Collected data:
%%

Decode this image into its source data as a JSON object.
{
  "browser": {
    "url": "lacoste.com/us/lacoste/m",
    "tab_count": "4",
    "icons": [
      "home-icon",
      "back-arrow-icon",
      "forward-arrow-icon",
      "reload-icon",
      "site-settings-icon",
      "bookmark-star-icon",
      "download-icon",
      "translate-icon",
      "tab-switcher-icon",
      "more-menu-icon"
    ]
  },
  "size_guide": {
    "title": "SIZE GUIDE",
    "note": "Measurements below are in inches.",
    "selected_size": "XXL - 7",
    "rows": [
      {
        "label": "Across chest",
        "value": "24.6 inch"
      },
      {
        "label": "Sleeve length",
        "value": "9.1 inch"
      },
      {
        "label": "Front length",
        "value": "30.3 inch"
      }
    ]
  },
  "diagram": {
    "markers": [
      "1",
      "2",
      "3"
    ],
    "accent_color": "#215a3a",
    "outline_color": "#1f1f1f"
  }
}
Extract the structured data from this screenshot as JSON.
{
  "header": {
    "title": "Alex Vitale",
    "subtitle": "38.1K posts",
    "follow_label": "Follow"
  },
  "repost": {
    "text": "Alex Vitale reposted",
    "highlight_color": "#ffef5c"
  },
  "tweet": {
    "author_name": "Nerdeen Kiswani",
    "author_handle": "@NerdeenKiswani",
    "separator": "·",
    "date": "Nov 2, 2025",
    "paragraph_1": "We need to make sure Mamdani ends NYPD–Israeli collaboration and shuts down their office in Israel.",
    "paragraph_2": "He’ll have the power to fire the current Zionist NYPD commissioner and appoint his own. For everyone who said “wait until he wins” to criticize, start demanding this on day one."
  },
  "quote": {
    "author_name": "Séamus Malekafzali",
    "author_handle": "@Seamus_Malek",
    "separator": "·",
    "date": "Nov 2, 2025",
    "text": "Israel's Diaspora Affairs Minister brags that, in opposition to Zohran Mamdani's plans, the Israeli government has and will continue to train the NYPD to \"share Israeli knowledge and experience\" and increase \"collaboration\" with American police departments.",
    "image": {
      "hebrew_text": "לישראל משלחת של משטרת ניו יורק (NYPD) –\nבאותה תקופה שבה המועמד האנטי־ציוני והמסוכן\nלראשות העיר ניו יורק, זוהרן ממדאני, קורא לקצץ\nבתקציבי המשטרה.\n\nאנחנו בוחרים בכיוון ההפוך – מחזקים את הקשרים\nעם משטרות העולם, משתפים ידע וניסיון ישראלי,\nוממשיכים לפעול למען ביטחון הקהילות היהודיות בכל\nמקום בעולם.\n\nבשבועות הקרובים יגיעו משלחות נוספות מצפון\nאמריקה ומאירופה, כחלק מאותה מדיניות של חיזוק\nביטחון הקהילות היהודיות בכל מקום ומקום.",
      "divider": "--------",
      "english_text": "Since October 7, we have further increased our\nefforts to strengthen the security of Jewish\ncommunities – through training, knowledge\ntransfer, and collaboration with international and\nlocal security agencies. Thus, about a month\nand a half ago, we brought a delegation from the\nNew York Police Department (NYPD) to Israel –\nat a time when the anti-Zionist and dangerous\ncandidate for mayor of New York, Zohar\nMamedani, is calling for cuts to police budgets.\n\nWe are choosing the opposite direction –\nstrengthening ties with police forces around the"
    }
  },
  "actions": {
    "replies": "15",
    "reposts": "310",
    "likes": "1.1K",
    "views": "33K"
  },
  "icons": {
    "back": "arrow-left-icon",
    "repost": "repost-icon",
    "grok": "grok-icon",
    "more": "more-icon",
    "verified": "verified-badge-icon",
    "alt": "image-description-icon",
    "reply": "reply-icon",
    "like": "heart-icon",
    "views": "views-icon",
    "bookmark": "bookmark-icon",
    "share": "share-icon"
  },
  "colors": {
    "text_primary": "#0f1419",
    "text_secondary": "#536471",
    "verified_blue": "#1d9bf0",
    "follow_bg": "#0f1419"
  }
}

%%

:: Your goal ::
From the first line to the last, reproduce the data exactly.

:: Output for this exercise ::
Decode this image into its source data as a JSON object.
{
  "browser": {
    "url": "lacoste.com/us/lacoste/m",
    "tab_count": "4",
    "icons": [
      "home-icon",
      "back-arrow-icon",
      "forward-arrow-icon",
      "reload-icon",
      "site-settings-icon",
      "bookmark-star-icon",
      "download-icon",
      "translate-icon",
      "tab-switcher-icon",
      "more-menu-icon"
    ]
  },
  "size_guide": {
    "title": "SIZE GUIDE",
    "note": "Measurements below are in inches.",
    "selected_size": "XXL - 7",
    "rows": [
      {
        "label": "Across chest",
        "value": "24.6 inch"
      },
      {
        "label": "Sleeve length",
        "value": "9.1 inch"
      },
      {
        "label": "Front length",
        "value": "30.3 inch"
      }
    ]
  },
  "diagram": {
    "markers": [
      "1",
      "2",
      "3"
    ],
    "accent_color": "#215a3a",
    "outline_color": "#1f1f1f"
  }
}
Extract the structured data from this screenshot as JSON.
{
  "header": {
    "title": "Alex Vitale",
    "subtitle": "38.1K posts",
    "follow_label": "Follow"
  },
  "repost": {
    "text": "Alex Vitale reposted",
    "highlight_color": "#ffef5c"
  },
  "tweet": {
    "author_name": "Nerdeen Kiswani",
    "author_handle": "@NerdeenKiswani",
    "separator": "·",
    "date": "Nov 2, 2025",
    "paragraph_1": "We need to make sure Mamdani ends NYPD–Israeli collaboration and shuts down their office in Israel.",
    "paragraph_2": "He’ll have the power to fire the current Zionist NYPD commissioner and appoint his own. For everyone who said “wait until he wins” to criticize, start demanding this on day one."
  },
  "quote": {
    "author_name": "Séamus Malekafzali",
    "author_handle": "@Seamus_Malek",
    "separator": "·",
    "date": "Nov 2, 2025",
    "text": "Israel's Diaspora Affairs Minister brags that, in opposition to Zohran Mamdani's plans, the Israeli government has and will continue to train the NYPD to \"share Israeli knowledge and experience\" and increase \"collaboration\" with American police departments.",
    "image": {
      "hebrew_text": "לישראל משלחת של משטרת ניו יורק (NYPD) –\nבאותה תקופה שבה המועמד האנטי־ציוני והמסוכן\nלראשות העיר ניו יורק, זוהרן ממדאני, קורא לקצץ\nבתקציבי המשטרה.\n\nאנחנו בוחרים בכיוון ההפוך – מחזקים את הקשרים\nעם משטרות העולם, משתפים ידע וניסיון ישראלי,\nוממשיכים לפעול למען ביטחון הקהילות היהודיות בכל\nמקום בעולם.\n\nבשבועות הקרובים יגיעו משלחות נוספות מצפון\nאמריקה ומאירופה, כחלק מאותה מדיניות של חיזוק\nביטחון הקהילות היהודיות בכל מקום ומקום.",
      "divider": "--------",
      "english_text": "Since October 7, we have further increased our\nefforts to strengthen the security of Jewish\ncommunities – through training, knowledge\ntransfer, and collaboration with international and\nlocal security agencies. Thus, about a month\nand a half ago, we brought a delegation from the\nNew York Police Department (NYPD) to Israel –\nat a time when the anti-Zionist and dangerous\ncandidate for mayor of New York, Zohar\nMamedani, is calling for cuts to police budgets.\n\nWe are choosing the opposite direction –\nstrengthening ties with police forces around the"
    }
  },
  "actions": {
    "replies": "15",
    "reposts": "310",
    "likes": "1.1K",
    "views": "33K"
  },
  "icons": {
    "back": "arrow-left-icon",
    "repost": "repost-icon",
    "grok": "grok-icon",
    "more": "more-icon",
    "verified": "verified-badge-icon",
    "alt": "image-description-icon",
    "reply": "reply-icon",
    "like": "heart-icon",
    "views": "views-icon",
    "bookmark": "bookmark-icon",
    "share": "share-icon"
  },
  "colors": {
    "text_primary": "#0f1419",
    "text_secondary": "#536471",
    "verified_blue": "#1d9bf0",
    "follow_bg": "#0f1419"
  }
}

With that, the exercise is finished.